Denton Island Indoor Bowls Club has cut its carbon footprint after having a 400 solar photovoltaic (PV) panel, 100 kilowatt peak (kWp) system fitted free of charge through Renewable Energy Investments (REI). The well-established club will purchase zero carbon electricity from renewable energy investor and developer REI at a heavily discounted rate under its Solar Power Purchase Scheme.

It will then assume ownership of the system entirely in 20 years. An estimated 25 tonnes of carbon (CO2e) will be saved from entering the air every year. The new system will reduce the club’s annual £13,900 electricity bill by 35% and save an estimated £181,185 from its bills over the next two decades. The club would have faced a price tag of £107,000 to buy an equivalent solar PV system without REI's innovative funding model.

Toby Smith, projects director at REI, said: "Like many similar sporting clubs and businesses, Denton Island Indoor Bowls Club was able to maximise its own roof and take advantage of strong solar radiation levels through our fully funded PV scheme.

"As well as cutting its carbon footprint, it also means the club will save money and deliver greater benefits and value for money for its members, with funds being spent on priorities elsewhere."

The club is lit for 3,000 hours a year. Any excess electricity from the solar PV system will be fed into the national grid.

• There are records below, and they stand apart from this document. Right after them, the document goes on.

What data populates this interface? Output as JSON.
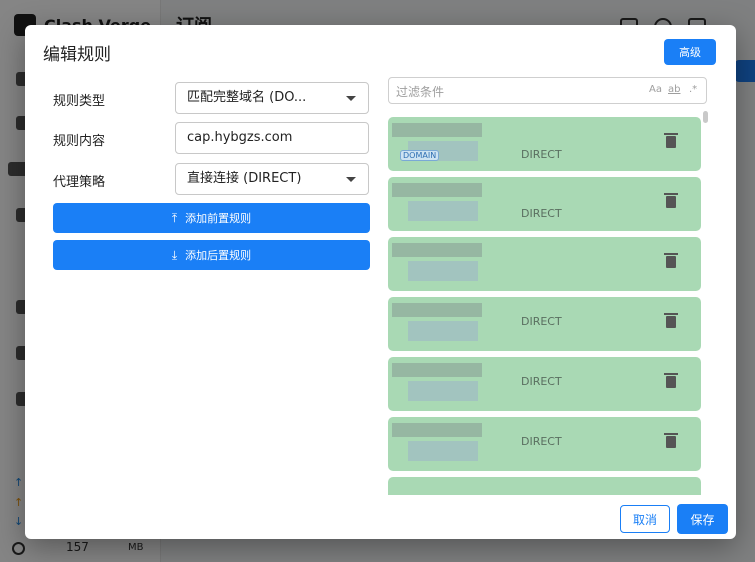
{
  "app": {
    "title": "Clash Verge",
    "header_title": "订阅",
    "memory_value": "157",
    "memory_unit": "MB",
    "accent_color": "#1a7ff6"
  },
  "dialog": {
    "title": "编辑规则",
    "advanced_label": "高级",
    "form": {
      "rule_type_label": "规则类型",
      "rule_type_value": "匹配完整域名 (DO...",
      "rule_content_label": "规则内容",
      "rule_content_value": "cap.hybgzs.com",
      "proxy_policy_label": "代理策略",
      "proxy_policy_value": "直接连接 (DIRECT)"
    },
    "add_prepend_label": "添加前置规则",
    "add_append_label": "添加后置规则",
    "filter": {
      "placeholder": "过滤条件",
      "match_case": "Aa",
      "match_word": "ab",
      "regex": ".*"
    },
    "rules": [
      {
        "proxy": "DIRECT",
        "tag": "DOMAIN",
        "card_color": "#a9d9b4"
      },
      {
        "proxy": "DIRECT",
        "tag": "",
        "card_color": "#a9d9b4"
      },
      {
        "proxy": "",
        "tag": "",
        "card_color": "#a9d9b4"
      },
      {
        "proxy": "DIRECT",
        "tag": "",
        "card_color": "#a9d9b4"
      },
      {
        "proxy": "DIRECT",
        "tag": "",
        "card_color": "#a9d9b4"
      },
      {
        "proxy": "DIRECT",
        "tag": "",
        "card_color": "#a9d9b4"
      }
    ],
    "cancel_label": "取消",
    "save_label": "保存"
  }
}
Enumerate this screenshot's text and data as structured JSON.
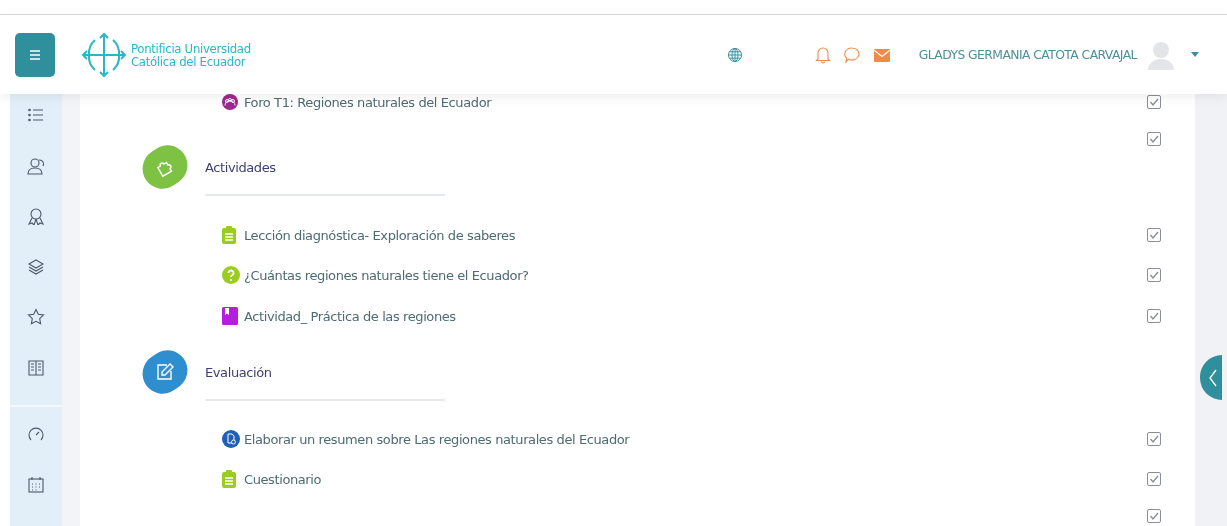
{
  "header": {
    "logo_text": [
      "Pontificia Universidad",
      "Católica del Ecuador"
    ],
    "user_name": "GLADYS GERMANIA CATOTA CARVAJAL"
  },
  "sidebar": {
    "items": [
      {
        "kind": "list"
      },
      {
        "kind": "users"
      },
      {
        "kind": "award"
      },
      {
        "kind": "layers"
      },
      {
        "kind": "star"
      },
      {
        "kind": "book"
      },
      {
        "kind": "divider"
      },
      {
        "kind": "gauge"
      },
      {
        "kind": "calendar"
      }
    ]
  },
  "blocks": [
    {
      "kind": "items",
      "items": [
        {
          "kind": "forum",
          "title": "Foro T1: Regiones naturales del Ecuador",
          "checked": true
        },
        {
          "kind": "unlabeled",
          "checked": true
        }
      ]
    },
    {
      "kind": "activities",
      "title": "Actividades",
      "color": "#7dc242",
      "items": [
        {
          "kind": "clipboard",
          "title": "Lección diagnóstica- Exploración de saberes",
          "checked": true
        },
        {
          "kind": "question",
          "title": "¿Cuántas regiones naturales tiene el Ecuador?",
          "checked": true
        },
        {
          "kind": "book",
          "title": "Actividad_ Práctica de las regiones",
          "checked": true
        }
      ]
    },
    {
      "kind": "assessment",
      "title": "Evaluación",
      "color": "#2f8fce",
      "items": [
        {
          "kind": "assignment",
          "title": "Elaborar un resumen sobre Las regiones naturales del Ecuador",
          "checked": true
        },
        {
          "kind": "clipboard",
          "title": "Cuestionario",
          "checked": true
        },
        {
          "kind": "unlabeled",
          "checked": true
        }
      ]
    }
  ]
}
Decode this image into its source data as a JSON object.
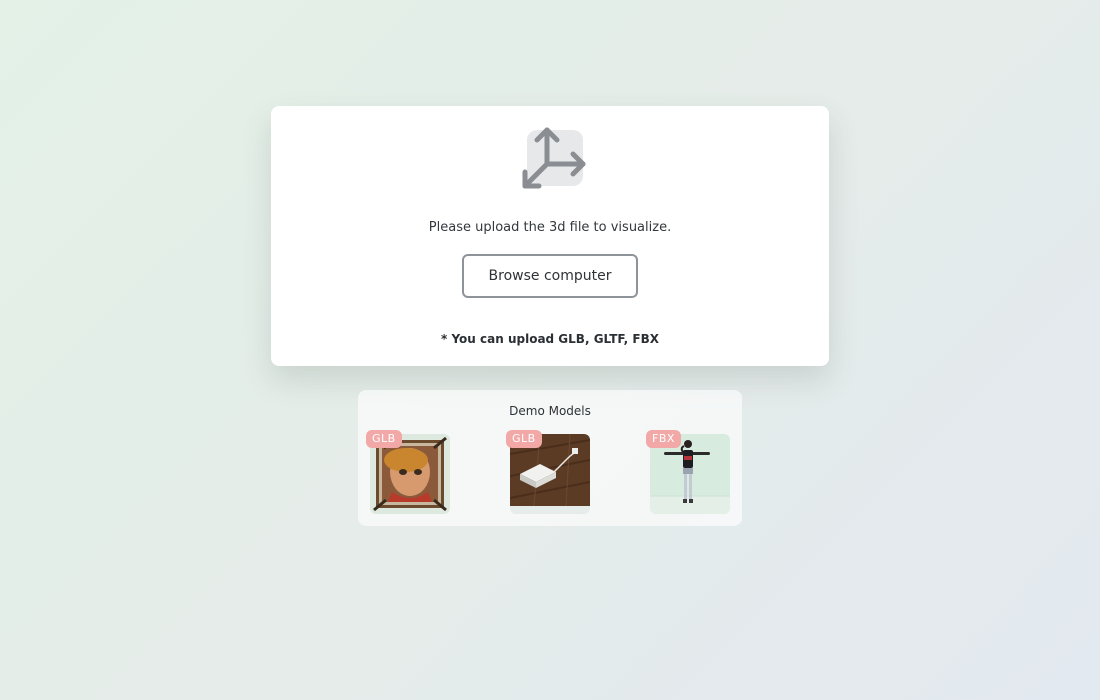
{
  "upload": {
    "icon": "3d-axis-icon",
    "prompt": "Please upload the 3d file to visualize.",
    "browse_label": "Browse computer",
    "formats_note": "* You can upload GLB, GLTF, FBX"
  },
  "demo": {
    "title": "Demo Models",
    "items": [
      {
        "format": "GLB",
        "thumbnail": "portrait-frame-model"
      },
      {
        "format": "GLB",
        "thumbnail": "device-on-wood-floor-model"
      },
      {
        "format": "FBX",
        "thumbnail": "t-pose-character-model"
      }
    ]
  },
  "colors": {
    "badge": "#f3a8a8",
    "button_border": "#8e9399",
    "icon_gray": "#8a8e93"
  }
}
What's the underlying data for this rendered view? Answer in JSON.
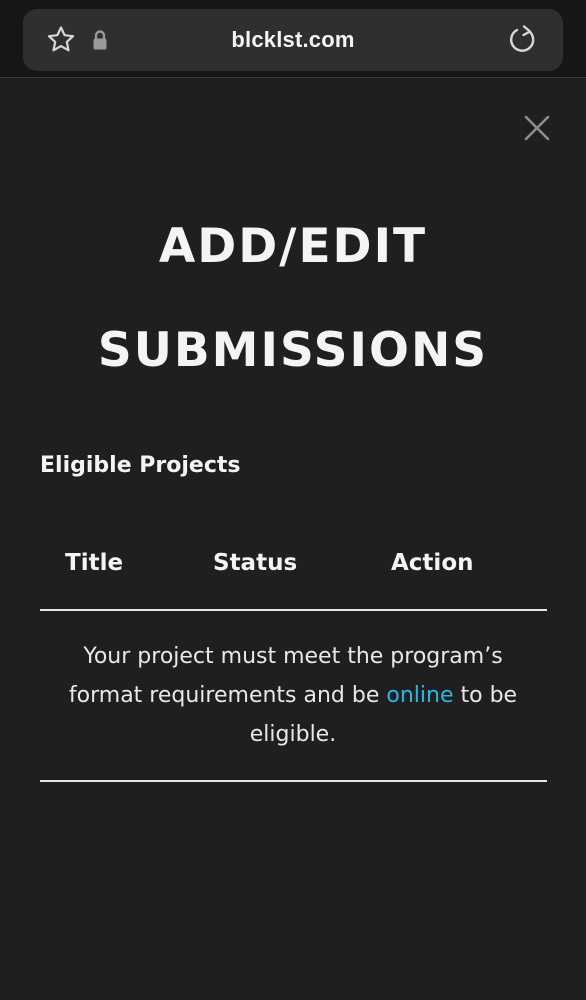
{
  "browser": {
    "url": "blcklst.com",
    "icons": {
      "bookmark": "star-icon",
      "secure": "lock-icon",
      "reload": "reload-icon"
    }
  },
  "modal": {
    "close_icon": "close-icon",
    "title_line1": "ADD/EDIT",
    "title_line2": "SUBMISSIONS",
    "section_heading": "Eligible Projects",
    "table": {
      "columns": [
        "Title",
        "Status",
        "Action"
      ]
    },
    "note": {
      "before_link": "Your project must meet the program’s format requirements and be ",
      "link_text": "online",
      "after_link": " to be eligible."
    }
  },
  "colors": {
    "background": "#1f1f1f",
    "url_bar": "#2f2f2f",
    "link": "#2bb4e6",
    "text": "#f4f4f4"
  }
}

So far it has generated 16,000 kWh of clean green power and it is estimated that the system will generate 103,000 kWh per year.

Mike Goldstone, club finance director, said: "The amount of pre-planning and consultation about the general impact of the installation was tremendous.

"REI was extremely flexible in relation to the fact that we were running an operational club while the system was being installed."

Denton Island Bowls Club has just over 500 members and it plays host to county events and competitions. There are male and female members and a thriving social scene.

As well as leisure clubs, REI also installs systems on golf clubs, colleges, distribution centres, agricultural sites and car dealerships.